She knows her son looks different, but being different has yet to become easier. And on this particular day, it actually “hurt.”
The “Ransom For Israel” Blogger recently penned a post about her experience at a new church, and she has a plea for all parents on behalf of her son.
“The church dismissed for children’s church and I walked my three youngest back to the meeting room for children,” Stacey writes. “As we walked in the room, there were four tables set up filled with kids. The minute we walked inside, the room became silent and every child stared or pointed at my son, Joel.”
As she stood at the front of the class, Stacey could see every eye on her and every mouth wide open at the appearance of her son.
“I stepped in and was about to address the entire class about differences; but then I stopped. I stopped and looked to the back of the room where my son had fled to hide. He had buried his head in his arms because you cannot hide in plain sight. My heart sank and the room remained silent as I walked back to Joel.”
As she touched her son’s shoulder, his teary-eyed face looked up at her “with shame.” Stacey knelt down next to her son and asked him if he’d like to leave. Relieved, he replied, “yes,” and fled the room.
“I held him in my arms during church and he drew ‘Joel loves Mom’ on my palm. Tears welled in my throat. My beautiful and loving son deserves so much more than stares and pointing. And I thought about what I didn’t do in that room today.
In the past, I have always stepped into the role of teacher to educate kids. This has happened before, and I would step in and talk about differences, but today I did not. Today, I did not teach someone else’s kid because I was too busy holding my broken-hearted son.”
Her heart-wrenching post calls on all parents to educate their children about the differences of others. Her son looks different, but he has feelings just like every other child.
“So I ask all parents this, teach your children. Teach your children that many people look different. Show them pictures of people who look different. And then explain that it is not okay to stare at someone that looks different, it’s not okay to point. Teach them that my boy is the same on the inside as your child is. He loves Dodge Ram trucks, and Minecraft, and digging in the dirt. He loves ketchup, but does not love broccoli.
And mostly, he does not like people staring or pointing out that he looks different. I don’t think he needs this pointed out, it’s something he lives with everyday.”
Stacey says the experience at church that morning did not leave her angry, or even upset at the children who unknowingly caused her son pain.
“I think no one has ever taught them. And so this post is asking you to take a moment tonight and talk about what to do when you see someone that looks different.”

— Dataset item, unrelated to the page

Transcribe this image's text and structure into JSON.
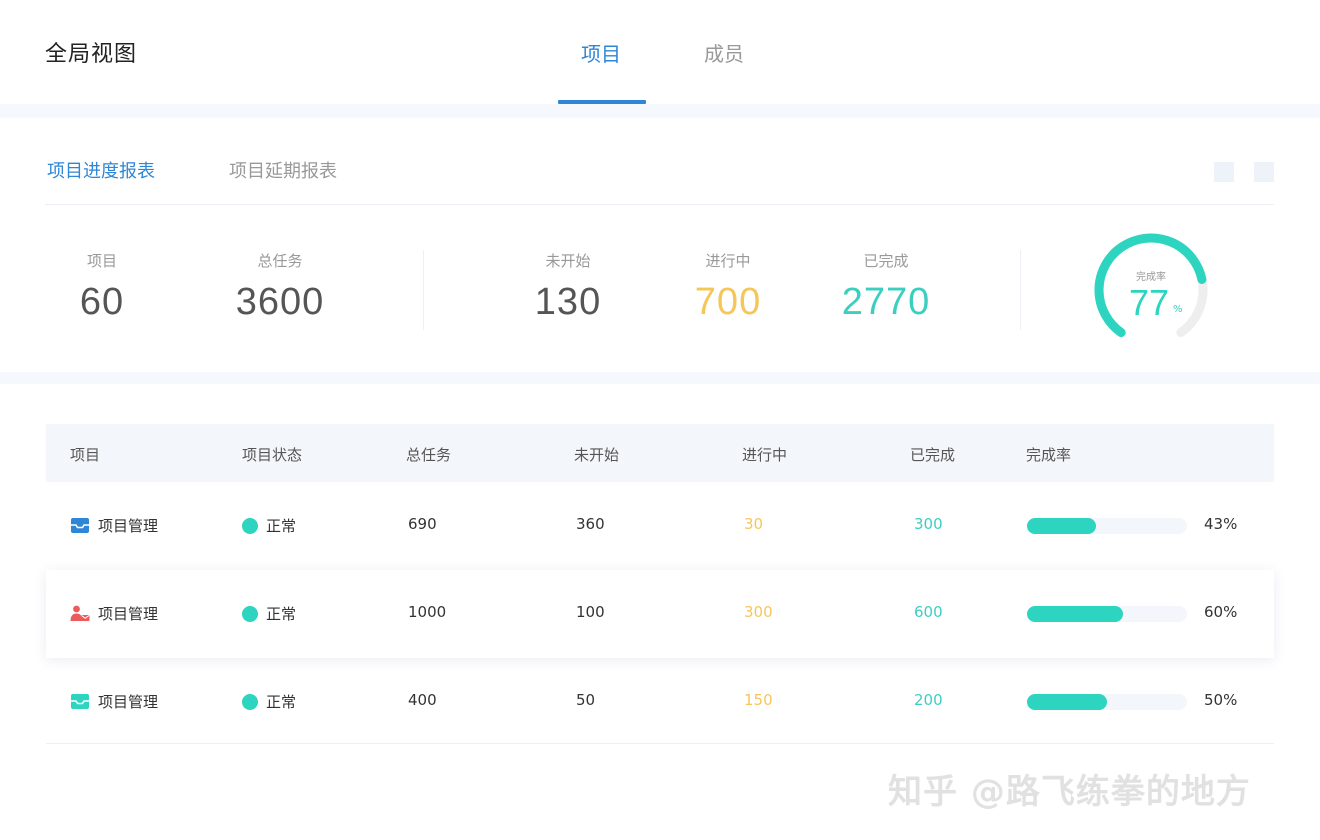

She wants everyone to know that “a beautiful person is found with the heart; not the eyes,” and understanding that starts at home with mom and dad.
Her words have touched thousands and resonated with people across the Internet. May they be an inspiration to have a different kind of conversation with your kids today, and talk to your family about how perfectly different God made each one of us.